Brief: From the material below, tally every line containing "name"; reply with the total only.

-------- Listed records --------

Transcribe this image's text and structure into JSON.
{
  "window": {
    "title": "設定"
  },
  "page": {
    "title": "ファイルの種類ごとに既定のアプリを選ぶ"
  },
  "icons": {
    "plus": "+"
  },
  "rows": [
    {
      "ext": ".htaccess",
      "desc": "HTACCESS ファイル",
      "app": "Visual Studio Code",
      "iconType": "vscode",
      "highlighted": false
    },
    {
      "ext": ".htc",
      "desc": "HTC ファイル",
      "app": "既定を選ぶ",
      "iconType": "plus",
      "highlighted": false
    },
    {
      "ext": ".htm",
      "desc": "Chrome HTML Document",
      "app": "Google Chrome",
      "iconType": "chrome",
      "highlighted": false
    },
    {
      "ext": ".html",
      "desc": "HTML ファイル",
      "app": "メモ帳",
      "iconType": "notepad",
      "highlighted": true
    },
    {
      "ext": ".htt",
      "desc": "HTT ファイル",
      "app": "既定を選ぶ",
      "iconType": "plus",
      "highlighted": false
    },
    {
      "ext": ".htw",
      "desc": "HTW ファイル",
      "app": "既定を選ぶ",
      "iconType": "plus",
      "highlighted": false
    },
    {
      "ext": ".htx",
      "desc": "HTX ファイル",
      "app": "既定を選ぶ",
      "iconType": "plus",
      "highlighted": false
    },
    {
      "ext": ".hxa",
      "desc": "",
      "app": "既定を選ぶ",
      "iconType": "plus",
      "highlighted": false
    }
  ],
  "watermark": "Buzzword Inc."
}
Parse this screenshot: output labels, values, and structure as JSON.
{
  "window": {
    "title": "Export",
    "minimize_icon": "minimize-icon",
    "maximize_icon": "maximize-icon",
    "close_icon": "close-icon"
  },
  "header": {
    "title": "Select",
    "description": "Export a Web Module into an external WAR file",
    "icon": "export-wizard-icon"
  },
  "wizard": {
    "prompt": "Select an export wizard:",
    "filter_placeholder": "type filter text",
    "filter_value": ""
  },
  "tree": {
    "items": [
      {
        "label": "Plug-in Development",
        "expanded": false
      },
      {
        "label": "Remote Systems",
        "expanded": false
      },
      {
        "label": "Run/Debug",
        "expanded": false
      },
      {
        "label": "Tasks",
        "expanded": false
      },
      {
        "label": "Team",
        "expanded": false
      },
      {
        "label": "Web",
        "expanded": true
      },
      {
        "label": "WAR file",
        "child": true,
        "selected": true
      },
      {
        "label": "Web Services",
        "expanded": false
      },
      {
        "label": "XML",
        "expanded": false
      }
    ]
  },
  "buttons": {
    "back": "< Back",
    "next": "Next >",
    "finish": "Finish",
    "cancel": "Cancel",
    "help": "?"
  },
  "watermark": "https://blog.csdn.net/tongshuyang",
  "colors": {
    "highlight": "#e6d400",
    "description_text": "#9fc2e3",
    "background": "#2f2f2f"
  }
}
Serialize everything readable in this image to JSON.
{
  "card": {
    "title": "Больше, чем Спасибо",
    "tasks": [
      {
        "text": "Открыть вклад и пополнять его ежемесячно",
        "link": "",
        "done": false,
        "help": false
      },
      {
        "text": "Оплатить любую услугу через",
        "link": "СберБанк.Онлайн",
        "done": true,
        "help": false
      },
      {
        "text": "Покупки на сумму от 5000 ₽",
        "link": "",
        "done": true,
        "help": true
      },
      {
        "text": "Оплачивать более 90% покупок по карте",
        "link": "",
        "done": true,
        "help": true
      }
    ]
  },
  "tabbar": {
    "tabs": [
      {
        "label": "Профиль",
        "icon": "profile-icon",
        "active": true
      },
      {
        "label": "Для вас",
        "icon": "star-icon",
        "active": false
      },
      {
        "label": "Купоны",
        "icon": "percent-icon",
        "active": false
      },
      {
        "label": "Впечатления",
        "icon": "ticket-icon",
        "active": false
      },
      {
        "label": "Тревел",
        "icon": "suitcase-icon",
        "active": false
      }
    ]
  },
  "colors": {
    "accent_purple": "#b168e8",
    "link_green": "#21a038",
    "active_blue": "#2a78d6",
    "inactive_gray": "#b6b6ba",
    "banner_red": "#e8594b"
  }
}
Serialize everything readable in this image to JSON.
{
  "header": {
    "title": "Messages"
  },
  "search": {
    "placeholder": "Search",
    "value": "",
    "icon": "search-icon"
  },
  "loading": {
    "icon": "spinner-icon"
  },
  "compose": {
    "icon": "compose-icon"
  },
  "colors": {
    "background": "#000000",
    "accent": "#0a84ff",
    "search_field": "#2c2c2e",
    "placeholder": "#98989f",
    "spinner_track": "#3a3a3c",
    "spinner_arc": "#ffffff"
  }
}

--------
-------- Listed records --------

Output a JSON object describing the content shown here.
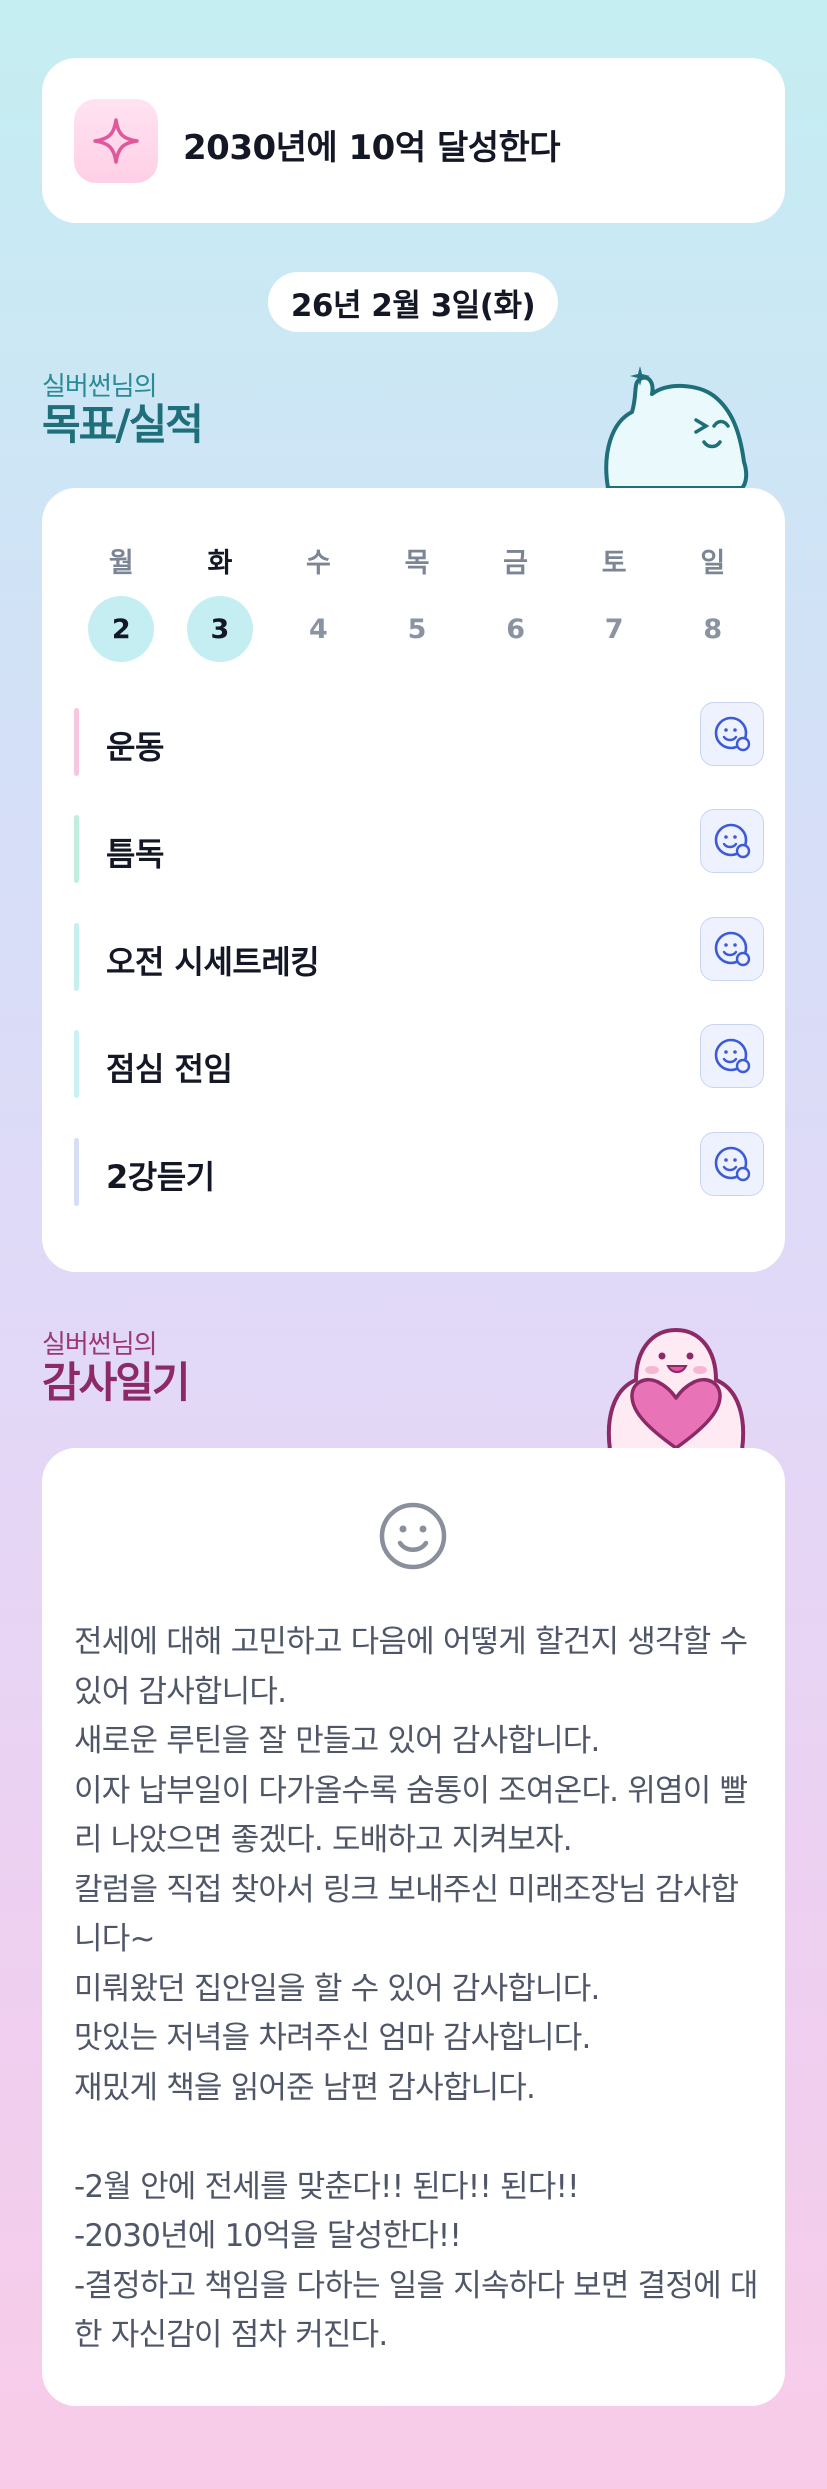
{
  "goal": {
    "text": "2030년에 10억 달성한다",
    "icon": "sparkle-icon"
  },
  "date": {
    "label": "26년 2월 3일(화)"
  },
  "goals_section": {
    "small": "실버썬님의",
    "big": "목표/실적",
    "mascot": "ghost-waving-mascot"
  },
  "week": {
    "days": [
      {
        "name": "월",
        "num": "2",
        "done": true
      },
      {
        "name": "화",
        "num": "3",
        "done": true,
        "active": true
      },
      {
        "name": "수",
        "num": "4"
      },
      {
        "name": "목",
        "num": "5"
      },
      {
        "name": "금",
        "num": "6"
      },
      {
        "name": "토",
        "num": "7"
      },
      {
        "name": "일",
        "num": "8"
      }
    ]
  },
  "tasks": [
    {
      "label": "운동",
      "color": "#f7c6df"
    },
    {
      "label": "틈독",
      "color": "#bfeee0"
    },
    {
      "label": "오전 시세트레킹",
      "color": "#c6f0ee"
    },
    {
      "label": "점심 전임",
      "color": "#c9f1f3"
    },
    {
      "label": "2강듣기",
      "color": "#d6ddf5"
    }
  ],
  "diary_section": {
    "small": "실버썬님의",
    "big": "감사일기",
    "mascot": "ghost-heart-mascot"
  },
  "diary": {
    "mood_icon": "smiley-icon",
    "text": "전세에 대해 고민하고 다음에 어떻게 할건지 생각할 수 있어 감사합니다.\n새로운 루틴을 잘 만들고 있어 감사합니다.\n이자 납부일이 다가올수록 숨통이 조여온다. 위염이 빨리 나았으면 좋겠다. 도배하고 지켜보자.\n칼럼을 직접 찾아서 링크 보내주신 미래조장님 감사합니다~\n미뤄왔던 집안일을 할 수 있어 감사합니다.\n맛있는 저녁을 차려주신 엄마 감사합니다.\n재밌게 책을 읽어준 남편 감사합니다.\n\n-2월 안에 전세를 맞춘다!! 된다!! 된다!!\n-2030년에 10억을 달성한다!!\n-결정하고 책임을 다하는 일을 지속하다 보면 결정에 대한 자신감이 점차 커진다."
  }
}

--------

Answer to this problem: 7